      Tents are not permitted inside of, or adjacent to lean-tos- so if a tent is necessary- pick a designated tent site. (Bug nets are permitted inside a lean-to provided that you're not taking up more space than you'd reasonably need for yourself.) The expectation with lean-tos also is that they are open to everyone until they are full- so if you snag a lean-to, be prepared to share.

      The St. Regis Canoe Area is gorgeous but it can be popular. In addition to weekend trippers, it's a very popular destination for summer camp groups mid-week in July and August- so even mid-week visits during this timeframe can see you encountering quite a few other groups out and about. The water bodies closer to the access points will tend to be busier- both Long Pond and St. Regis Pond do fill up with crowds- but deeper (and more portages) into the interior of the area, the quieter it tends to be. I'd look to Fish Pond, Little Long Pond, and the vicinity for the most solitude if that's your thing.

      The portage trails aren't too bad but a few of them can be on the longer side.


      • #4
        Typical site on Long Pond:

        I believe that had a thunderbox heading straight back in the direction of the photo.


        • #5
          Check carefully before you give up on the privy. I a bit embarrassed to say that last year I was at a site where I'd dug catholes for 3 previous visits, and finally realized there *is* a privy -- just waaay down a long path. Unlike many sites, there was no disk or sign indicating where to go for it.


          • #6
            Many misguided installations have been done. A couple years ago I was searching for the privy at Avalanche Camp. Hiked the "privy trail" for what seemed like forever. (And I don't mind hiking long distances.) Finally gave up, went 150' off trail and used a cat hole. Never found the privy. Some of the folks that are laying out and building this stuff are dumb. If you want people to use something, let them find it. If I didn't use that privy, no one will.

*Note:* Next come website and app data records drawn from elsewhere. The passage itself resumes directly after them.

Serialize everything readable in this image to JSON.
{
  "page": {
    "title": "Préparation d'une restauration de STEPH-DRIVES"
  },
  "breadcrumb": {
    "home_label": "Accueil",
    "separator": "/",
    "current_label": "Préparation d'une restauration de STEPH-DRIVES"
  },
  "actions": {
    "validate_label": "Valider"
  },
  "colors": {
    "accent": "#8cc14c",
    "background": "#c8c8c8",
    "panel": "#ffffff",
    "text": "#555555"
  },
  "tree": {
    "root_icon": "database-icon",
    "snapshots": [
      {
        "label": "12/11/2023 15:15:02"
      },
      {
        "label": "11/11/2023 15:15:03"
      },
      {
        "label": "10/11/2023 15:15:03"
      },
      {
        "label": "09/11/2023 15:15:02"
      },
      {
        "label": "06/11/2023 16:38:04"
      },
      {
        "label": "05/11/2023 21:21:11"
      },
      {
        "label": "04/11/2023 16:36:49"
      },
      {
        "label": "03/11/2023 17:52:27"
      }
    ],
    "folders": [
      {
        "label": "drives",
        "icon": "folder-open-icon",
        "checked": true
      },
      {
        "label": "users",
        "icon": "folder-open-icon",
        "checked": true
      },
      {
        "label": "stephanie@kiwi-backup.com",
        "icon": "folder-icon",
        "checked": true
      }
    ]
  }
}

            • #7
              I wonder if in some instances it has to do where you can feasibly dig a deep hole.

              One of the best thunderboxes I've used was up along a steep hillside at Hitchins Pond. I'm not sure, in terms of runoff and ground seepage it was the best site, but it gave me a commanding position of authority.

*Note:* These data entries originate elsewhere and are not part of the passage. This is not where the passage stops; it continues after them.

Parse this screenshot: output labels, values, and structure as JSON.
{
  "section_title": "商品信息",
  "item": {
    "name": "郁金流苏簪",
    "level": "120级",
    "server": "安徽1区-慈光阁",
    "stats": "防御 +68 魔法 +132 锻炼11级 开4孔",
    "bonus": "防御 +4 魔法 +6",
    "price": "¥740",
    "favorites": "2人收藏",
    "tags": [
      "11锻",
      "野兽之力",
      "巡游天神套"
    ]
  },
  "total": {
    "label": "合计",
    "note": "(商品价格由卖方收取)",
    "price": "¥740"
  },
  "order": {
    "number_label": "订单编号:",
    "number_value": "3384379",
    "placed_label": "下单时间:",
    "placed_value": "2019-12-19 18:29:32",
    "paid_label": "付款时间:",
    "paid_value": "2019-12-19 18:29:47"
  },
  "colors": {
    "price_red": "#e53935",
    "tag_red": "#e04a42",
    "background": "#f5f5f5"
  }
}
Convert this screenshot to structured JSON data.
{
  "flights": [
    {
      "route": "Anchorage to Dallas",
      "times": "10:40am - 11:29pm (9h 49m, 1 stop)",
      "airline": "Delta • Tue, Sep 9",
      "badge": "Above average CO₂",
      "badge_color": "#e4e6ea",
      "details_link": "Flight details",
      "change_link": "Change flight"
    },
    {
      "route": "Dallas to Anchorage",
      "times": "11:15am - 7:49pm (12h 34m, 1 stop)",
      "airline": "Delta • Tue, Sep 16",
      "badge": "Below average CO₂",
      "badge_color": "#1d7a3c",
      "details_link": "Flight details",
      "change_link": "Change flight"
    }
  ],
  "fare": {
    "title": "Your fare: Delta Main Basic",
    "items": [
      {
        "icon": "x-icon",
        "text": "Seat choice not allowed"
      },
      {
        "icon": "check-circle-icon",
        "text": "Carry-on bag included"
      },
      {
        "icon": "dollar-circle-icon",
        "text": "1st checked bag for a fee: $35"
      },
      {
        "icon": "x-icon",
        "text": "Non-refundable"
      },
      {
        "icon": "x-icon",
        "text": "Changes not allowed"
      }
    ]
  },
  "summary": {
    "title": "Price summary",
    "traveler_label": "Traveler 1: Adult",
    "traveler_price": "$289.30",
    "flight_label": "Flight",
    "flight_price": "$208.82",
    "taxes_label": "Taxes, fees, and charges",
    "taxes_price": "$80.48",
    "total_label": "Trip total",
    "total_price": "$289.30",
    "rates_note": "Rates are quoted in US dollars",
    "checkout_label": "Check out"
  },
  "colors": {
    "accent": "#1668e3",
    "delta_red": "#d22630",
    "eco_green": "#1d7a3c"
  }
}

              I'll also mention, in that pic I posted above, I slept through one of the worst storms I ever have, and I thought for sure that dead snag on the left was going to come down on me.


              • #8
                How about those nice little 5 gal. buckets with a toilet seat attached. They are hard to find, always seem to be behind a tree


                • #9

                  I took a pass on this one.


                  • #10
                    Here's a look at the campsite on St Regis at the NE corner, very near the carry to Green Pond. Not the best of spots, but nice sunsets, even when it's raining.

                    And if you walk a ways from the shore, you'll find this.


                    • #11
                      Thanks for all your input and suggestions.....I do appreciate it.

                      Looking forward to a trip!